That inconvenient fact aside, Clinique is leading the way with cutting-edge, state-of-the-art moisturizers and serums, plus some formidable makeup and more than a few excellent sunscreens. While Clinique has some products that we see as missteps for reasons discussed in their reviews, more than ever, what they offer is quite good (just have realistic expectations, as some of their claims go beyond what their products are capable of).
Turning to makeup, Clinique continues to offer a vast palette of colors and textures, especially with their enormous selection of foundations—many of which feature effective sunscreens. Without a doubt, the numerous formulas offer something for every skin type and almost every skin color—though the blushes, eye makeup and lip colors are frequently not pigmented enough for deeper skin tones.
The bottom line is that, despite a few shortcomings, Clinique is one of the most comprehensive (and comparably affordable) department-store makeup lines, and it is completely understandable why they enjoy such broad appeal.
Note: Clinique is categorized as one that tests on animals because their products are sold in China. Although Clinique does not conduct animal testing for their products sold elsewhere, the Chinese government requires imported cosmetics be tested on animals, so foreign companies retailing there must comply. This requirement is why some brand’s state that they don’t test on animals “unless required by law”. Animal rights organizations consider cosmetic companies retailed in China to be brands that test on animals, and so does the Beautypedia Team.

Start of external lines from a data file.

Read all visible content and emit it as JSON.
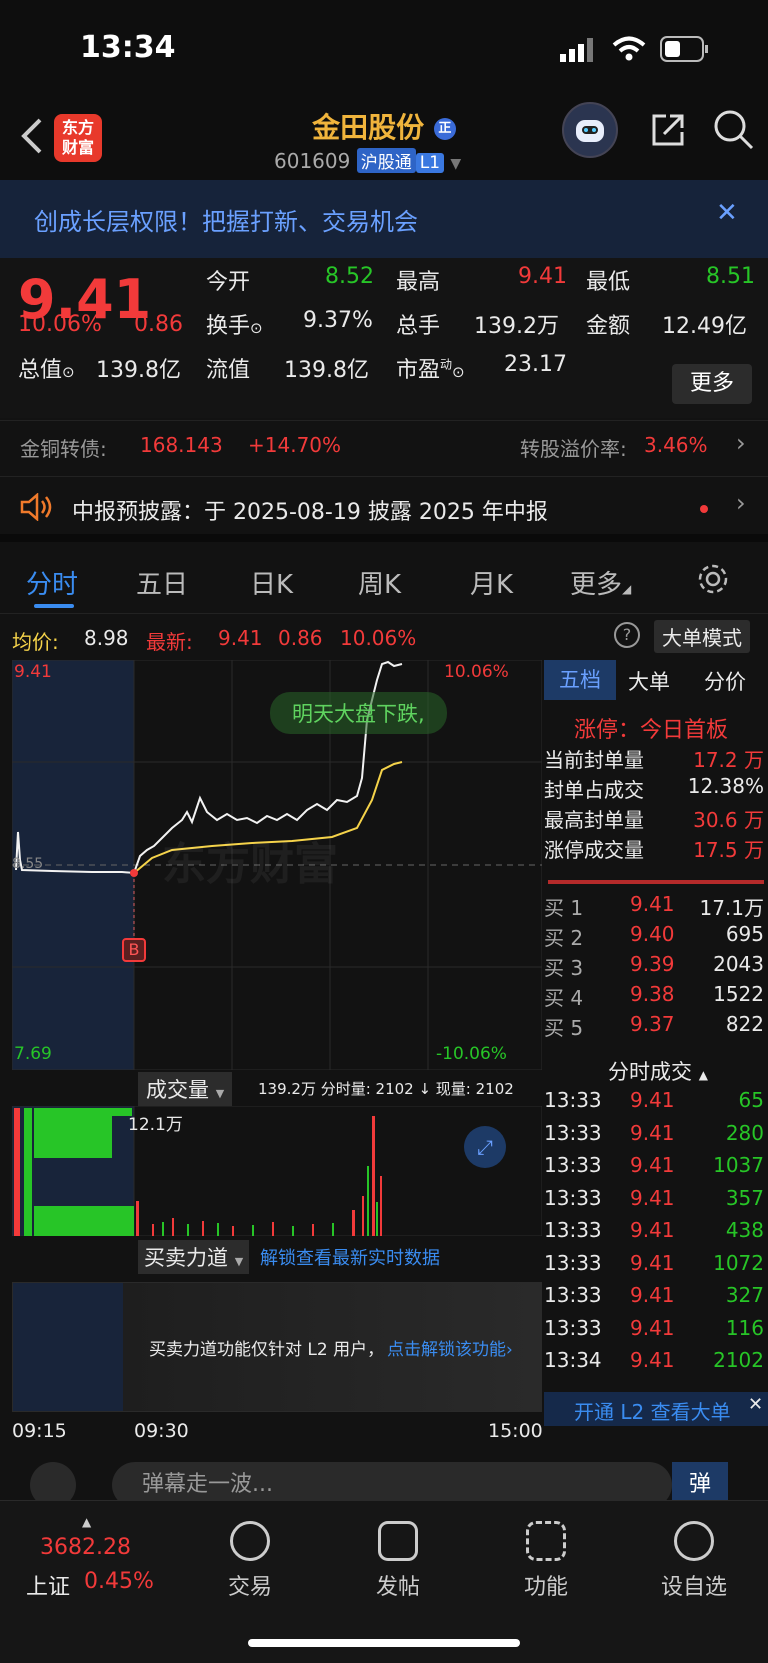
{
  "status": {
    "time": "13:34"
  },
  "header": {
    "logo_line1": "东方",
    "logo_line2": "财富",
    "name": "金田股份",
    "name_badge": "正",
    "code": "601609",
    "tag1": "沪股通",
    "tag2": "L1"
  },
  "banner": {
    "text": "创成长层权限！把握打新、交易机会",
    "close": "✕"
  },
  "quote": {
    "price": "9.41",
    "change_pct": "10.06%",
    "change": "0.86",
    "open_label": "今开",
    "open": "8.52",
    "high_label": "最高",
    "high": "9.41",
    "low_label": "最低",
    "low": "8.51",
    "turnover_label": "换手",
    "turnover": "9.37%",
    "volume_label": "总手",
    "volume": "139.2万",
    "amount_label": "金额",
    "amount": "12.49亿",
    "mktcap_label": "总值",
    "mktcap": "139.8亿",
    "float_label": "流值",
    "float": "139.8亿",
    "pe_label": "市盈",
    "pe_sup": "动",
    "pe": "23.17",
    "more": "更多"
  },
  "bond": {
    "label": "金铜转债:",
    "price": "168.143",
    "pct": "+14.70%",
    "premium_label": "转股溢价率:",
    "premium": "3.46%"
  },
  "notice": {
    "text": "中报预披露：于 2025-08-19 披露 2025 年中报"
  },
  "tabs": [
    "分时",
    "五日",
    "日K",
    "周K",
    "月K",
    "更多"
  ],
  "chart_head": {
    "avg_label": "均价:",
    "avg": "8.98",
    "latest_label": "最新:",
    "latest": "9.41",
    "chg": "0.86",
    "pct": "10.06%",
    "mode": "大单模式"
  },
  "chart": {
    "top_price": "9.41",
    "top_pct": "10.06%",
    "bottom_price": "7.69",
    "bottom_pct": "-10.06%",
    "mid_price": "8.55",
    "danmu": "明天大盘下跌,",
    "watermark": "东方财富",
    "buy_marker": "B"
  },
  "volume_panel": {
    "title": "成交量",
    "stats": "139.2万 分时量: 2102 ↓ 现量: 2102",
    "peak": "12.1万"
  },
  "force_panel": {
    "title": "买卖力道",
    "unlock": "解锁查看最新实时数据",
    "message": "买卖力道功能仅针对 L2 用户，",
    "link": "点击解锁该功能"
  },
  "time_axis": [
    "09:15",
    "09:30",
    "15:00"
  ],
  "side": {
    "tabs": [
      "五档",
      "大单",
      "分价"
    ],
    "limit_up": "涨停：今日首板",
    "stats": [
      {
        "label": "当前封单量",
        "value": "17.2 万",
        "color": "red"
      },
      {
        "label": "封单占成交",
        "value": "12.38%",
        "color": "white"
      },
      {
        "label": "最高封单量",
        "value": "30.6 万",
        "color": "red"
      },
      {
        "label": "涨停成交量",
        "value": "17.5 万",
        "color": "red"
      }
    ],
    "bids": [
      {
        "label": "买 1",
        "price": "9.41",
        "vol": "17.1万"
      },
      {
        "label": "买 2",
        "price": "9.40",
        "vol": "695"
      },
      {
        "label": "买 3",
        "price": "9.39",
        "vol": "2043"
      },
      {
        "label": "买 4",
        "price": "9.38",
        "vol": "1522"
      },
      {
        "label": "买 5",
        "price": "9.37",
        "vol": "822"
      }
    ],
    "trades_title": "分时成交",
    "trades": [
      {
        "t": "13:33",
        "p": "9.41",
        "v": "65"
      },
      {
        "t": "13:33",
        "p": "9.41",
        "v": "280"
      },
      {
        "t": "13:33",
        "p": "9.41",
        "v": "1037"
      },
      {
        "t": "13:33",
        "p": "9.41",
        "v": "357"
      },
      {
        "t": "13:33",
        "p": "9.41",
        "v": "438"
      },
      {
        "t": "13:33",
        "p": "9.41",
        "v": "1072"
      },
      {
        "t": "13:33",
        "p": "9.41",
        "v": "327"
      },
      {
        "t": "13:33",
        "p": "9.41",
        "v": "116"
      },
      {
        "t": "13:34",
        "p": "9.41",
        "v": "2102"
      }
    ],
    "l2_banner": "开通 L2 查看大单"
  },
  "comment": {
    "placeholder": "弹幕走一波...",
    "btn": "弹"
  },
  "bottom_nav": {
    "index_value": "3682.28",
    "index_name": "上证",
    "index_pct": "0.45%",
    "items": [
      "交易",
      "发帖",
      "功能",
      "设自选"
    ]
  }
}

For more information about Clinique, call (800) 419-4041 or visit www.clinique.com.
The Beautypedia and Paula’s Choice Research teams have one mission: To help you find the best products for your skin, whether they’re from Paula’s Choice or another brand. By combining efforts, we’re able to share scientific research and remain committed to the highest standards based on our decades of experience objectively reviewing thousands upon thousands of skincare and makeup formularies in all price ranges.

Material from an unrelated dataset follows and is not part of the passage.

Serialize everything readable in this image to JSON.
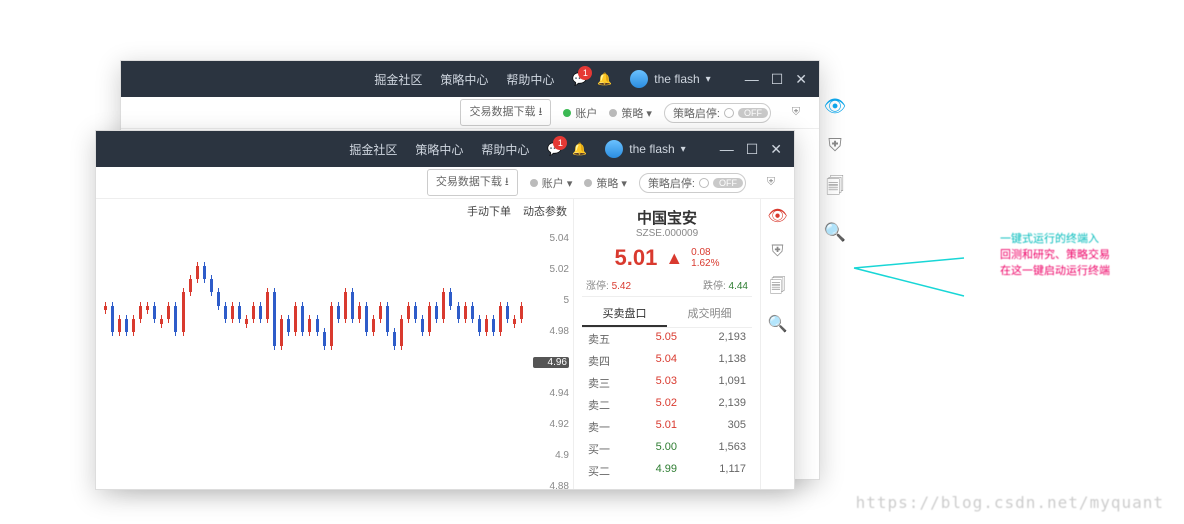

Beautypedia cuts through the hype to bring you product insights and recommendations you won’t find anywhere else!